The Dark Shadows Collection
Created and Produced by Dan Curtis
Written by Joe Caldwell, Malcolm Marmorstein & Ron Sproat
Directed by Lela Swift & John Sedwick
Barnabas Collins--Jonathan Frid
Elizabeth Collins--Joan Bennett
David Collins--David Henesy
Roger Collins--Louis Edmonds
Victoria Winters--Alexandra Moltke
Willie Loomis--John Karlen
Jason McGuire--Dennis Patrick
Sam Evans--David Ford
Maggie Evans--Kathryn Leigh Scott
Dark Shadows debuted on June 27th 1966, a half-hour black-and-white gothic soap opera. Although it found an immediate fan base among viewers who were tired of the same old daytime dramas, it never truly became a hit until the introduction of the vampire Barnabas Collins, nearly a full year after the show premiered in the 210th episode.
Since this was when the ball really got rolling, MPI's Dark Shadow Collection Volume 1 starts the series with that episode in their DVD box set, giving you an approximately 15-minute wrap-up of all the prior episodes. It proves to be sufficient, amazingly enough, and within a couple episodes you're up to speed.
Victoria Winters works for the wealthy Collins family, tutoring the curious young David. Elizabeth, the matriarch of the family, is an eccentric shut-in who has not left her estate since her husband “disappeared” many years ago. Carolyn is Elizabeth's beautiful daughter who is preoccupied with learning about her father. Roger is Elizabeth's aristocratic and Frasier-esque brother, the father of David. Jason and Willie are a pair of criminals who know Elizabeth's secret—that she murdered her husband—and blackmail her into letting them live off of the Collins family wealth.
It's Willie who accidentally releases Barnabas from his tomb and he quickly becomes his thrall, doing whatever evil bidding he is asked. Barnabas arrives at the Collins family home and introduces himself as a long lost cousin. Soon he moves into an old house rotting on the estate and fixes it up to its former glory.
Carolyn presses her mother for information about her father and Elizabeth's secret is almost revealed. Jason, fearing that the rest of the family will grow suspicious of their arrangement, proposes that he and Elizabeth should be married. Reluctantly she accepts and sends the family reeling.
Meanwhile, the townsfolk are growing uneasy about a number of violent attacks against citizens and multiple farm animals have been found drained of the blood and only Barnabas, Willie and the viewer are privy to the truth. When Barnabas sets his eyes upon Maggie Evans, a waitress at the local diner, he is stricken with her and devises a plan to incorporate her into his life. When he feeds from her neck, she disappears from her father's house and runs to be with Barnabas. He brainwashes her into thinking that she is no longer Maggie Evans but instead Josette, his long-lost love.

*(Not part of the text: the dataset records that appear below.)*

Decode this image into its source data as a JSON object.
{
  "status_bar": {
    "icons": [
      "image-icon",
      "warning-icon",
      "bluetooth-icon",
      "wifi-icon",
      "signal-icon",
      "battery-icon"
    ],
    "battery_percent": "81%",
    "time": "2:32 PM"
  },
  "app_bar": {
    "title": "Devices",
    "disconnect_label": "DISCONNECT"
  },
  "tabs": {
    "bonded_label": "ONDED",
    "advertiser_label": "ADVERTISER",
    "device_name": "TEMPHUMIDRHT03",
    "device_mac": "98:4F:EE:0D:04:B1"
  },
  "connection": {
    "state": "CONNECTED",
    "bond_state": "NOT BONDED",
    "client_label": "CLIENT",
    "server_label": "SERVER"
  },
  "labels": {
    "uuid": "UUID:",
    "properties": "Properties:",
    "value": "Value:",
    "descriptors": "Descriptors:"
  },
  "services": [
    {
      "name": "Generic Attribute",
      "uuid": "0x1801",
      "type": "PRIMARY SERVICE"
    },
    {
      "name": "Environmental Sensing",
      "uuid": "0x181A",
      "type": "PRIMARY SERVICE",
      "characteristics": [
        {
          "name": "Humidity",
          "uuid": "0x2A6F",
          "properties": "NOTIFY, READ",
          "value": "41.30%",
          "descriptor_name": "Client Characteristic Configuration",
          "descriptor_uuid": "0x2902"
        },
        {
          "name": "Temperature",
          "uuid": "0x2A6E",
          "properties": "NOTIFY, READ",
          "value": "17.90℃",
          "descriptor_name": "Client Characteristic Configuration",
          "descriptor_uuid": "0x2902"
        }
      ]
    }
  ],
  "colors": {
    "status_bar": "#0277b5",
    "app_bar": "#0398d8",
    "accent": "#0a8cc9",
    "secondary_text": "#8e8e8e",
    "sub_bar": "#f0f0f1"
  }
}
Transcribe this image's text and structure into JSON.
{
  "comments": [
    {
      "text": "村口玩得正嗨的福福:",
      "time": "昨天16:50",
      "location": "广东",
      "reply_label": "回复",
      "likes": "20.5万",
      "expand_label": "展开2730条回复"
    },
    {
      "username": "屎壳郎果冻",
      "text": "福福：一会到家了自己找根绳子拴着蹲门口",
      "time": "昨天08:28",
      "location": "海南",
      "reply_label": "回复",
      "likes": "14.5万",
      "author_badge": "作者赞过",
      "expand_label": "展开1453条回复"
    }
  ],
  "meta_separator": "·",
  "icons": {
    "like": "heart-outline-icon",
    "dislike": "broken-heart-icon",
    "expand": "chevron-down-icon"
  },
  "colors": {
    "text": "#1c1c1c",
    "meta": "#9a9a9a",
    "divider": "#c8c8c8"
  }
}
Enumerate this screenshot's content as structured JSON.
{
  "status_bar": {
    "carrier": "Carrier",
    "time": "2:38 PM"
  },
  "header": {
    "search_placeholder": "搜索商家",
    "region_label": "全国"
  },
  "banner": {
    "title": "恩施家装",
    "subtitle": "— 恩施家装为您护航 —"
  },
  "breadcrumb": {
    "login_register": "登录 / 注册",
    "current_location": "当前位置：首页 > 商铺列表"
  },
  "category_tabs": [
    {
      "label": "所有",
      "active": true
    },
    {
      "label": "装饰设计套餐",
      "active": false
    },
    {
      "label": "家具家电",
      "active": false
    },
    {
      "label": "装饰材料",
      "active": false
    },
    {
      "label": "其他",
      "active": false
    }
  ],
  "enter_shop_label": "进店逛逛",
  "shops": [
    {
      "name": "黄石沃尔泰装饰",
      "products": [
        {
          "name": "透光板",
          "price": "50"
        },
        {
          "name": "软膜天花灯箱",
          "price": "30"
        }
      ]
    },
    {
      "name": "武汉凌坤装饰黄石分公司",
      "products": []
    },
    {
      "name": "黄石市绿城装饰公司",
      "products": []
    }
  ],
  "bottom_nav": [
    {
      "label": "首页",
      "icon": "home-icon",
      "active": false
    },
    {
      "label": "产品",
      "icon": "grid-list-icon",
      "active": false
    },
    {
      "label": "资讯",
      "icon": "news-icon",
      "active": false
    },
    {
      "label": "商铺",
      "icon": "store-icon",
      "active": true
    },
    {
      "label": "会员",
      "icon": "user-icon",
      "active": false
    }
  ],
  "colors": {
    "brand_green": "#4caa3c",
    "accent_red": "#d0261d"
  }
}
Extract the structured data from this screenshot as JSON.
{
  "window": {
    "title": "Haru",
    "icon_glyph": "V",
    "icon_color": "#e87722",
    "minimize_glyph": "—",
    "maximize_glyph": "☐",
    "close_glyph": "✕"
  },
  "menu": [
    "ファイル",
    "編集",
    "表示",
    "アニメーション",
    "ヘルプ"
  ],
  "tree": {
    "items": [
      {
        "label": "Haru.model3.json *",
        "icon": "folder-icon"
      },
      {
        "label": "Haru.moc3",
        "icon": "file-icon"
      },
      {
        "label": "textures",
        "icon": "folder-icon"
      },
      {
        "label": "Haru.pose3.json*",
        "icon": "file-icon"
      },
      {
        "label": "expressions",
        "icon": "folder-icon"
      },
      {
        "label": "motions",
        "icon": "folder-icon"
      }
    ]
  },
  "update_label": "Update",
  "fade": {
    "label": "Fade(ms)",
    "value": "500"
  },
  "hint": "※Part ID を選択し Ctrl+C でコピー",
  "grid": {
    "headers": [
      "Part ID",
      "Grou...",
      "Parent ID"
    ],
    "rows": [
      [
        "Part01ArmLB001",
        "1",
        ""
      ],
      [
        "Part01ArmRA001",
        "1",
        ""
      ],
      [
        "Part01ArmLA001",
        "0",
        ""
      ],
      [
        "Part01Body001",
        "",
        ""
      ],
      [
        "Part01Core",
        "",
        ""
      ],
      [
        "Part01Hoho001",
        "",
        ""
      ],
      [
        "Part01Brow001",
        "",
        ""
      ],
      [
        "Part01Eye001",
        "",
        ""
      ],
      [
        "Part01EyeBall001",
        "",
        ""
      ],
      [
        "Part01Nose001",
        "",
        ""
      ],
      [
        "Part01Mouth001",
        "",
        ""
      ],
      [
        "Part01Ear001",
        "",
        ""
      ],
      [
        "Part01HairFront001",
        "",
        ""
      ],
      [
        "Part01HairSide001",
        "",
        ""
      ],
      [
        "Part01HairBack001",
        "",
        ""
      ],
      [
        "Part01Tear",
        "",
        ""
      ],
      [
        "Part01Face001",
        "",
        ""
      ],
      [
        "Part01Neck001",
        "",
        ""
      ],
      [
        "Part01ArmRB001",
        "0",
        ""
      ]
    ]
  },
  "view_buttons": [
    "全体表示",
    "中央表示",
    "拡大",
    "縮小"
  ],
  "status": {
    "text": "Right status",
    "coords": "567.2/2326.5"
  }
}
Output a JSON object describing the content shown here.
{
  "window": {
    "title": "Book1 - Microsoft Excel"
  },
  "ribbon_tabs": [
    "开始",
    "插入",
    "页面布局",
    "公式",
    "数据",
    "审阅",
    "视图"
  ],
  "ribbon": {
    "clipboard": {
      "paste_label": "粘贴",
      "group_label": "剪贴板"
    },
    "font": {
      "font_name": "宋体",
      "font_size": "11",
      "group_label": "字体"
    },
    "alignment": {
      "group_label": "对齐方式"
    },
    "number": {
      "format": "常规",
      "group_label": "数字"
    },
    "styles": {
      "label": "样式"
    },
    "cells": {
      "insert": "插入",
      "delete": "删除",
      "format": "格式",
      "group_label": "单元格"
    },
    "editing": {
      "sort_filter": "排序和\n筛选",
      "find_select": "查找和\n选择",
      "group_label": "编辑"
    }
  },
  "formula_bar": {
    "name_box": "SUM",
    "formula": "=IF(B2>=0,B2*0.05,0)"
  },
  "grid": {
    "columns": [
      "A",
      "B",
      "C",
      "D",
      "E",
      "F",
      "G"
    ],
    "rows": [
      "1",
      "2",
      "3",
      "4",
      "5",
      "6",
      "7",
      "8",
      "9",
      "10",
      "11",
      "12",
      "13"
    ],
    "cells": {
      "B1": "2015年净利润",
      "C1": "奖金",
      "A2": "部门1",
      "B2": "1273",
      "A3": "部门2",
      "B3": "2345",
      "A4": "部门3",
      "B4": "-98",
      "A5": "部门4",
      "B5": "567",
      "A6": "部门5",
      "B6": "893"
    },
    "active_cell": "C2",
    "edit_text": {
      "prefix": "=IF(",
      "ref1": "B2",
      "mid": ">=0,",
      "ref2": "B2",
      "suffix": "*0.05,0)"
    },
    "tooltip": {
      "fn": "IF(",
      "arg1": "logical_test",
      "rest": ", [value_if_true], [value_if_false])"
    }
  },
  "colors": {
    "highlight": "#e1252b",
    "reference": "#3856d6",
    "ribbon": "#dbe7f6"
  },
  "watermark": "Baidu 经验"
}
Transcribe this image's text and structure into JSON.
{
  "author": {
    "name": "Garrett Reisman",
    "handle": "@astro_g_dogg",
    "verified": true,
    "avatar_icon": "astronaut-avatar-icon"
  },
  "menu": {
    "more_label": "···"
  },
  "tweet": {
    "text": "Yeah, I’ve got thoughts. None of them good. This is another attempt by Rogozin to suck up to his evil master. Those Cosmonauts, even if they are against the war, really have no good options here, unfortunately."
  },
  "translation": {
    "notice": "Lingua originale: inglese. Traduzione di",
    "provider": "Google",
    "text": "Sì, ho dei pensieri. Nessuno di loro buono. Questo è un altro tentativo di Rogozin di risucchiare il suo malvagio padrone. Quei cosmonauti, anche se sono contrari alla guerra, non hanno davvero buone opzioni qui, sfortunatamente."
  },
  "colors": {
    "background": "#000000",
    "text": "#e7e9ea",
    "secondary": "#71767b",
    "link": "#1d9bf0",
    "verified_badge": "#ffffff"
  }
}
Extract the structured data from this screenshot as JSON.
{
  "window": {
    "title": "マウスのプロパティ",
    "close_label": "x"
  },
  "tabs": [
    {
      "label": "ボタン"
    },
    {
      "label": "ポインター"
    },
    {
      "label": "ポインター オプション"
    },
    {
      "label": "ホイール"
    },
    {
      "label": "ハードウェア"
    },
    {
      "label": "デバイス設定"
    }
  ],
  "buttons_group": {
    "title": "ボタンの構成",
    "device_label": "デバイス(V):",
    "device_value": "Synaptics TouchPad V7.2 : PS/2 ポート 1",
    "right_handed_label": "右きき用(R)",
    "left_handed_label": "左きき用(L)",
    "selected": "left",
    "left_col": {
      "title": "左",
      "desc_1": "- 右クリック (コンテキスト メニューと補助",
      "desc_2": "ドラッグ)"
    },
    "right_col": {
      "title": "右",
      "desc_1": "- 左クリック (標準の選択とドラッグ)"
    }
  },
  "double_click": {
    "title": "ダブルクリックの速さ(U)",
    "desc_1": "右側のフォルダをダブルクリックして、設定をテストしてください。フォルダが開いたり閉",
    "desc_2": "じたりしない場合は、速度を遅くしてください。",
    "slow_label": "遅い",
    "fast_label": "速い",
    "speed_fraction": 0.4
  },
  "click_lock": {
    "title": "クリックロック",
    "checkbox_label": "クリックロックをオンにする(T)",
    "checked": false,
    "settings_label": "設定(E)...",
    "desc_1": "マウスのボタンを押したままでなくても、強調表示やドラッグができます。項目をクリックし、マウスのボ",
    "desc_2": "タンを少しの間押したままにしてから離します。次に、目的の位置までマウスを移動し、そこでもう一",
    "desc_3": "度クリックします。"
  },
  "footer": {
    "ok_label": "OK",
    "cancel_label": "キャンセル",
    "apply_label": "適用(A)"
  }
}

Sounds like a decent enough plot, right? Well, it would be for a 90 minute film, but for a television series that runs approximately 20 hours (TWENTY!!), it wears a bit thin. A vast majority of the time there's really nothing going on, just a lot of pointless dialogue about things that have already been sufficiently covered in the past. Each episode contains perhaps 5 minutes of usefulness and 25 of overkill.
Keeping this in mind, Dark Shadows is obviously not for everyone, myself included. While I was initially drawn in by the vamp camp value of the show, by the end of the first disc the novelty had worn off and I was bored practically to tears. Dedicated horror hipster that I am, I pressed on…and on…and on. Some days, I thought it would never end.
However, if you're a fan of cheap sets, corny dialogue, melodramatic performances, vampiric double entendres, bumbling deliveries, molasses speed plotlines, pipe organ scoring, and the three C's of gothic horror (castles, cobblestones and cobwebs), then by all means check this show out. But don't say I didn't warn you.
April 17th 1967-July 9th 1967
Black & White